What is G-CAFH?
Six months following Hurricane Katrina, Columbia University’s National Center for Disaster Preparedness and the Children’s Health Fund’s Operation Assist conducted a random household survey of the health and well-being of 555 Louisiana households that had been displaced or severely impacted by the disaster. This study focused on identifying health and social service needs among this displaced and heavily-impacted population shortly thereafter the study was replicated in 524 households along Mississippi’s Gulf Coast.
The study follows a cohort of 1,079 households in order to assess post-disaster recovery via indicators such as infrastructure rehabilitation and stability, community redevelopment and housing stability, economic recovery, social re-engagement, and personal resilience and recovery.
The first follow-up round of interviews (Wave 2) was conducted in 2007, 20-23 months post-Katrina, and focused specifically on the physical and mental health effects and social and economic consequences resulting from exposure to the hurricane and subsequent displacement.
A second follow-up survey (Wave 3), was conducted in 2008, 33-38 months post-Katrina, but was suspended upon the imminence of Hurricane Gustav. At the time of suspension, 718 of the 1,055 eligible respondents had completed the survey. Immediately after Hurricane Gustav, a supplemental survey was administered to 528 of the already-interviewed 718 respondents from G-CAFH Wave 3, allowing for pre- and post- Gustav comparison. After about 4 weeks, the Hurricane Gustav Supplemental survey was completed regular Wave 3 interviews resumed. Wave 3 was completed with 777 interviews.

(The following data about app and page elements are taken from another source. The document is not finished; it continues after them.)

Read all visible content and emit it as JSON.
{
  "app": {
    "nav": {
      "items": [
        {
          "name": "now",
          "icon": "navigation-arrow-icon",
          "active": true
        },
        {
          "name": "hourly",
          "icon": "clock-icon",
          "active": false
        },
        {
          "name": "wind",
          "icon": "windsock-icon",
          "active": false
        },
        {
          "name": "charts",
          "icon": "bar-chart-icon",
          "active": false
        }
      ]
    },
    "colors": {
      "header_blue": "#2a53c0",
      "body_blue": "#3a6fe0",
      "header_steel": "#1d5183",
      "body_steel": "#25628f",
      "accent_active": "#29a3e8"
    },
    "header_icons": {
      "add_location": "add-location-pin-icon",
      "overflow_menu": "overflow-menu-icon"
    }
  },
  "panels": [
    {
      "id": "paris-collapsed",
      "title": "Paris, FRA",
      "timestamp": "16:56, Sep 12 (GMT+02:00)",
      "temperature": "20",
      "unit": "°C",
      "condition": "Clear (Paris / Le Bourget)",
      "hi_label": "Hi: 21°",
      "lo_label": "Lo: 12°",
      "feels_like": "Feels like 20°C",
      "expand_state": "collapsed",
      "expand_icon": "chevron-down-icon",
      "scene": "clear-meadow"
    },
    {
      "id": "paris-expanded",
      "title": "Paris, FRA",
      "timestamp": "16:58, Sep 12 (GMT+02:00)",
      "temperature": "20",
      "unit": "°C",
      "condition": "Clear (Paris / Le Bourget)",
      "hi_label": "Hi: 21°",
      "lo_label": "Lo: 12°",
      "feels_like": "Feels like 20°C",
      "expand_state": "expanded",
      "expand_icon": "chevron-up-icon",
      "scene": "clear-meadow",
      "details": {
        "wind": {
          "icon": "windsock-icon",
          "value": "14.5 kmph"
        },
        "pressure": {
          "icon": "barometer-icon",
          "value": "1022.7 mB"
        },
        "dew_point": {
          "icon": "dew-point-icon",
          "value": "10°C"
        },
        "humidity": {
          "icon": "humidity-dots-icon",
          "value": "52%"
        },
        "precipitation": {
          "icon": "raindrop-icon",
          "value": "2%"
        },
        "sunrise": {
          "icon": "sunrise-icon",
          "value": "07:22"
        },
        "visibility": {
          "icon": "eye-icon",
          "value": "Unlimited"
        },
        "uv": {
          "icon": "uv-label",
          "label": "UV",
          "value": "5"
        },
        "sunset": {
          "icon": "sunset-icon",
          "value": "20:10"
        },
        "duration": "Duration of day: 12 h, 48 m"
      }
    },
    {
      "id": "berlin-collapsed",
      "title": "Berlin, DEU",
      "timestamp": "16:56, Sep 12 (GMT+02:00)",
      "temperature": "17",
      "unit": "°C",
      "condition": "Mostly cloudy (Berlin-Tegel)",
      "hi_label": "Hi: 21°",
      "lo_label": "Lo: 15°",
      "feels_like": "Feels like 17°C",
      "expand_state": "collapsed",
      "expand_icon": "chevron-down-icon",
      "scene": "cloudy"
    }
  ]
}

Future interview waves will continue to investigate the G-CAFH objectives of understanding the ongoing health and social service needs of children and families affected by Hurricane Katrina, exploring factors associated with resiliency and recovery, and tracking individual-level measures of recovery.